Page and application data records
□ □ □ □ □ □ □

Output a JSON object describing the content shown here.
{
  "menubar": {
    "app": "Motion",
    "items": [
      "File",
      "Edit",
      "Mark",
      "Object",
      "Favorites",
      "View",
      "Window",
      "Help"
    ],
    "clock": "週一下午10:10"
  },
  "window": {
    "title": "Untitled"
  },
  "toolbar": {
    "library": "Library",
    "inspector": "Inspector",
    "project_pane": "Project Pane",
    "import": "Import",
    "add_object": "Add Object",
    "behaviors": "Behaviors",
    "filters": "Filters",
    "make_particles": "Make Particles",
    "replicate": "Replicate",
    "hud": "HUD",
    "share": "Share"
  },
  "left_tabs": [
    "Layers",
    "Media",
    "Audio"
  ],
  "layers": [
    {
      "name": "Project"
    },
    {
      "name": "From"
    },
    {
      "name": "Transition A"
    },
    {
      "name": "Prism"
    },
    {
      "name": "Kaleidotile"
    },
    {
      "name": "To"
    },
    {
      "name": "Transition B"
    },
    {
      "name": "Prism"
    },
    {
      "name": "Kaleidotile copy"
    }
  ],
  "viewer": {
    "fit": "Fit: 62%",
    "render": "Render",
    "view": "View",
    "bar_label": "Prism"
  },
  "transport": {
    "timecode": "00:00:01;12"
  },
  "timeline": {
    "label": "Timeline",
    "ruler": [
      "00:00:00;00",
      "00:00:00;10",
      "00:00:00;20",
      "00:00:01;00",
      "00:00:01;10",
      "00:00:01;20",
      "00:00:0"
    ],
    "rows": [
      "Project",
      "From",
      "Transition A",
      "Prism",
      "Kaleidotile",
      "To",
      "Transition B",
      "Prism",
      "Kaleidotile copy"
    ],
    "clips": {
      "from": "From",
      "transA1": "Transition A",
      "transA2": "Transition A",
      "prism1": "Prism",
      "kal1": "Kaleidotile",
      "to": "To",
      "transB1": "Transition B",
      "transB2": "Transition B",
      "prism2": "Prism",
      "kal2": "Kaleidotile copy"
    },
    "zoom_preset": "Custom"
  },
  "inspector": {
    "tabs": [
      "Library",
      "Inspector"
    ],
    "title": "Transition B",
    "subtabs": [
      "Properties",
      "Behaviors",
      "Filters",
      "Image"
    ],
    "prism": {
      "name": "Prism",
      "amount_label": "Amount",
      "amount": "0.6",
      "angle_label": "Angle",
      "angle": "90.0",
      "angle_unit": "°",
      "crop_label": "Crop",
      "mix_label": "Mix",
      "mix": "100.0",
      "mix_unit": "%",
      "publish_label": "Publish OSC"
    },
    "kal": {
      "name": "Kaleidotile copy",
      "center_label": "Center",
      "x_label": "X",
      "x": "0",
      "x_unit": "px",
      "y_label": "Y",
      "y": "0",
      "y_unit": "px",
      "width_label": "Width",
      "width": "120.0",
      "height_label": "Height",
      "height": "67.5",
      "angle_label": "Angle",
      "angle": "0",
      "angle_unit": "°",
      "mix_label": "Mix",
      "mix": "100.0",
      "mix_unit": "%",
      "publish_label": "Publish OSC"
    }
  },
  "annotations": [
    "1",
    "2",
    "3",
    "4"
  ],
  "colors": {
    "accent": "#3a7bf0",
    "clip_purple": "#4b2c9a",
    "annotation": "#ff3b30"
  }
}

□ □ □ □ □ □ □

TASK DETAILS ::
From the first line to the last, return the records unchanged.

RESPONSE TO THIS EXERCISE ::
Output a JSON object describing the content shown here.
{
  "menubar": {
    "app": "Motion",
    "items": [
      "File",
      "Edit",
      "Mark",
      "Object",
      "Favorites",
      "View",
      "Window",
      "Help"
    ],
    "clock": "週一下午10:10"
  },
  "window": {
    "title": "Untitled"
  },
  "toolbar": {
    "library": "Library",
    "inspector": "Inspector",
    "project_pane": "Project Pane",
    "import": "Import",
    "add_object": "Add Object",
    "behaviors": "Behaviors",
    "filters": "Filters",
    "make_particles": "Make Particles",
    "replicate": "Replicate",
    "hud": "HUD",
    "share": "Share"
  },
  "left_tabs": [
    "Layers",
    "Media",
    "Audio"
  ],
  "layers": [
    {
      "name": "Project"
    },
    {
      "name": "From"
    },
    {
      "name": "Transition A"
    },
    {
      "name": "Prism"
    },
    {
      "name": "Kaleidotile"
    },
    {
      "name": "To"
    },
    {
      "name": "Transition B"
    },
    {
      "name": "Prism"
    },
    {
      "name": "Kaleidotile copy"
    }
  ],
  "viewer": {
    "fit": "Fit: 62%",
    "render": "Render",
    "view": "View",
    "bar_label": "Prism"
  },
  "transport": {
    "timecode": "00:00:01;12"
  },
  "timeline": {
    "label": "Timeline",
    "ruler": [
      "00:00:00;00",
      "00:00:00;10",
      "00:00:00;20",
      "00:00:01;00",
      "00:00:01;10",
      "00:00:01;20",
      "00:00:0"
    ],
    "rows": [
      "Project",
      "From",
      "Transition A",
      "Prism",
      "Kaleidotile",
      "To",
      "Transition B",
      "Prism",
      "Kaleidotile copy"
    ],
    "clips": {
      "from": "From",
      "transA1": "Transition A",
      "transA2": "Transition A",
      "prism1": "Prism",
      "kal1": "Kaleidotile",
      "to": "To",
      "transB1": "Transition B",
      "transB2": "Transition B",
      "prism2": "Prism",
      "kal2": "Kaleidotile copy"
    },
    "zoom_preset": "Custom"
  },
  "inspector": {
    "tabs": [
      "Library",
      "Inspector"
    ],
    "title": "Transition B",
    "subtabs": [
      "Properties",
      "Behaviors",
      "Filters",
      "Image"
    ],
    "prism": {
      "name": "Prism",
      "amount_label": "Amount",
      "amount": "0.6",
      "angle_label": "Angle",
      "angle": "90.0",
      "angle_unit": "°",
      "crop_label": "Crop",
      "mix_label": "Mix",
      "mix": "100.0",
      "mix_unit": "%",
      "publish_label": "Publish OSC"
    },
    "kal": {
      "name": "Kaleidotile copy",
      "center_label": "Center",
      "x_label": "X",
      "x": "0",
      "x_unit": "px",
      "y_label": "Y",
      "y": "0",
      "y_unit": "px",
      "width_label": "Width",
      "width": "120.0",
      "height_label": "Height",
      "height": "67.5",
      "angle_label": "Angle",
      "angle": "0",
      "angle_unit": "°",
      "mix_label": "Mix",
      "mix": "100.0",
      "mix_unit": "%",
      "publish_label": "Publish OSC"
    }
  },
  "annotations": [
    "1",
    "2",
    "3",
    "4"
  ],
  "colors": {
    "accent": "#3a7bf0",
    "clip_purple": "#4b2c9a",
    "annotation": "#ff3b30"
  }
}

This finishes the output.